Speaking after the meetings, Commission Chairman Denis Oswald said, “We have been greatly impressed by the good progress that London 2012 has made since our visit last year, particularly in moving from planning to operational delivery. This was evident in all the presentations and discussions we had about LOCOG’s Games time planning, and of course during our visit to the Olympic Park. Seeing the transformation that has taken place in the Lower Lea Valley is nothing short of astounding and this area will be a great legacy for the people of London and Great Britain.”
He continued, “When I visited the Olympic Stadium last year, the foundations were just being laid. Today the main structure has risen from the ground and the roof is already going-on. Other sites such as the aquatic centre, Olympic Village and velodrome are also rapidly growing from the ground and this fast pace of development is no doubt down to the great spirit of cooperation that exists between the different partners involved in the 2012 project. Their ability to work as a team, plan ahead and solve issues together is ensuring that the Games and legacy planning remain on track as we head towards 2012.”
During its visit, the Commission heard updates from the London 2012 Organising Committee and its partners on a number of important areas of Games preparations including transport, accommodation, field of play, sustainability, legacy planning, technology, ticketing, medical services and press operations. These areas of operations were also examined from the perspective of different groups, such as athletes, spectators and media, which allows the Commission to get a global perspective on each subject and an overview of how each group will experience the Games. This helps the commission to guide the Organising Committee, as it enters more and more detailed levels of operational planning.
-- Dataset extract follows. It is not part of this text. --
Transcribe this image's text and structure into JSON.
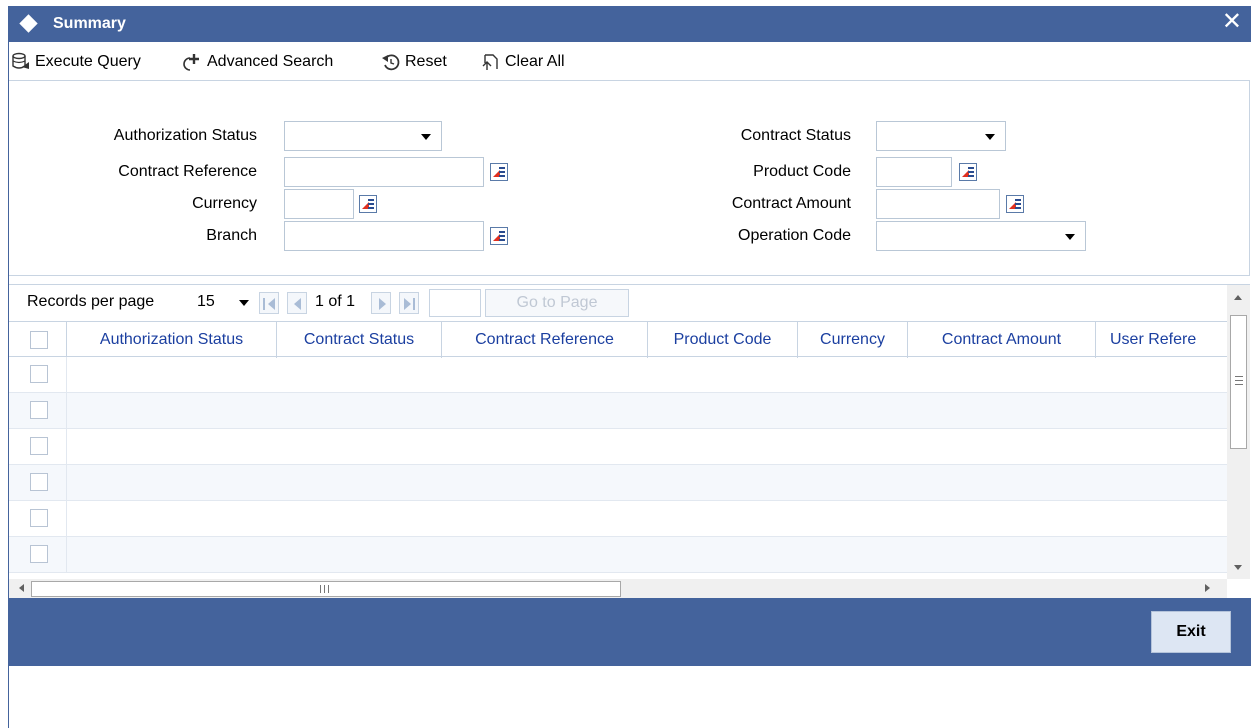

Oswald commented, “At this stage in preparations, we have seen in all the client focused working groups that London 2012 is moving in the right direction in order to ensure that individuals attending the Games in a little over three years time will have a first class Olympic and Paralympic Games experience. I think LOCOG and its partners deserve credit for the detail and quality of their work, which is also helping to make sure that the Games deliver as much value for money as possible in these economically challenging times.”
He added, “We also heard from LOCOG that it has had good success on the commercial front and has generated just under GBP 500 million worth of sponsorship revenue. This is an important position to be in with the current global financial difficulties and it once again underlines the strength of the Olympic brand.”
Sebastian Coe, Chairman of London 2012 commented, “The IOC are our partners in delivering the Olympic Games. They are experts. So we gain valuable insight and knowledge from them each time they visit.
I’m obviously delighted that they are impressed with the progress we are making. This is a vast and complex project, with no room for complacency, but we are on track and on budget, and have a very strong and talented team of people working hard to make sure we deliver an Olympic and Paralympic Games which the whole country can be proud of in 2012.”
Some of the Commission members also visited the Eton Dorney rowing venue during their stay and were impressed with the quality of the venue, as well as the sub-village for the rowing athletes at Royal Holloway College. The next visit of the full Coordination Commission to London will be in November 2009.